- Dorsal scales are weakly keeled, in 31-35 rows at midbody.
- Background color of light yellow, orange-yellow, or even light olive.
Up to 40 dark brown or black "H" shaped markings along their spine.
Sides of the "H's" may join together along the back, giving an impression of lateral stripes, especially near the head and neck region.
Belly scales are free of pigment and are white to cream colored.
Scales under the tail are usually white or cream as well, though some specimens have faint stripes under the tail.
- Head is uniformly colored with no dark pigmentation.
Trans-Pecos ratsnakes usually reach lengths of 76-140 cm (30-55 in), but occasionally reach sizes exceeding 165 cm (65 in).

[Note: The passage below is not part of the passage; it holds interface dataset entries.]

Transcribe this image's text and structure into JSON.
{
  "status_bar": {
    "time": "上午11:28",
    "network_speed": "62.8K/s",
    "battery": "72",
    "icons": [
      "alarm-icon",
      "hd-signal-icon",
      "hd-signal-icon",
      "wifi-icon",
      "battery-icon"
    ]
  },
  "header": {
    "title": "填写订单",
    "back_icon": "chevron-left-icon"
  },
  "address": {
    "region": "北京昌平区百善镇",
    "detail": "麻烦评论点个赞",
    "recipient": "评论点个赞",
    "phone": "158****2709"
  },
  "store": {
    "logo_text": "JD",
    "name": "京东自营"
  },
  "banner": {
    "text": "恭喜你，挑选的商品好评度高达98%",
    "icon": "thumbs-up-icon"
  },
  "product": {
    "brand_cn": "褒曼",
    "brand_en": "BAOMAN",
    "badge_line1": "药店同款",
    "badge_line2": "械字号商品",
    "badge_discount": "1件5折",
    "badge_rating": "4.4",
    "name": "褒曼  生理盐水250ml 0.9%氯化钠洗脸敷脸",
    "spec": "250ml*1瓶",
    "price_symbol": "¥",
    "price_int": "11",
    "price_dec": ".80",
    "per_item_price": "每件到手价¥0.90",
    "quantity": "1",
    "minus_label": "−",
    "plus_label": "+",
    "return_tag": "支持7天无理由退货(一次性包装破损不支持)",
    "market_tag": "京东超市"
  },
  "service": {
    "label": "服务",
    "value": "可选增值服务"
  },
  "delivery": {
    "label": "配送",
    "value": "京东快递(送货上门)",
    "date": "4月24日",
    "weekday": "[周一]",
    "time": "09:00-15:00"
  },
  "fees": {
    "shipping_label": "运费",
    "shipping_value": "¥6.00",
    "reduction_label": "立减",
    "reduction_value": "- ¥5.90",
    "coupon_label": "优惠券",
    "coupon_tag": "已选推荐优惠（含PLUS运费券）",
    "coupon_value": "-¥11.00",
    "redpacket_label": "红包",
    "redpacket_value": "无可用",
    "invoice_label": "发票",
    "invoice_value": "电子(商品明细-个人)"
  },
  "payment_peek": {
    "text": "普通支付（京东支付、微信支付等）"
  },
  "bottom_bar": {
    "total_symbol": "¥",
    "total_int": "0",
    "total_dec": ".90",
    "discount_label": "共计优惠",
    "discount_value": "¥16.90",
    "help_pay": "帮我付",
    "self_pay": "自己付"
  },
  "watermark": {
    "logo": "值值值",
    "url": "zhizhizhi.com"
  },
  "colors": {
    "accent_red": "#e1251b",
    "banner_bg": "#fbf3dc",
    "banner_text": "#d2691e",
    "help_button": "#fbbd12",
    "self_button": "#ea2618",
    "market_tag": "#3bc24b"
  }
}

In the United States, Bogertophis subocularis is confined to New Mexico and Texas. They are also found in Mexico, in the state of Chihuahua. Another subspecies, B. s. amplinotus, is found in Durango, Mexico, with intergrades between the two subspecies occuring in Nuevo Leon, Coahuila, and Chihuahua.
Trans-Pecos ratsnakes are non-venomous, killing their prey (small mammals, bats, birds and lizards) by constriction. Only in rare instances will they defend themselves from humans by biting. Their large blue-grey or steel colored eyes suggest nocturnal hunting habits. Trans-Pecos ratsnakes are usually seen at night along road cuts and crossing roads during the hot months of June, July and August in the rocky areas of the Chihuahuan desert. They retreat to limestone crevices and cracks during the day.
Mating occurs in the spring and early summer with 3-7 eggs being laid shortly thereafter. Hatchlings are 27-36 cm (11-14 in) and have paler markings than the adults.
Trans-Pecos ratsnakes are associated with rocky areas of the Chihuahuan Desert, though they have been recorded from the oak-juniper woodlands of Big Bend and in the Davis Mountains.
The Trans-Pecos ratsnake is not a protected species in Texas and can be legally collected with a hunting license.
Bogertophis subocularis is a Chihuahuan desert endemic, being found exclusively in the limestone foothills and mountains of the Trans-Pecos.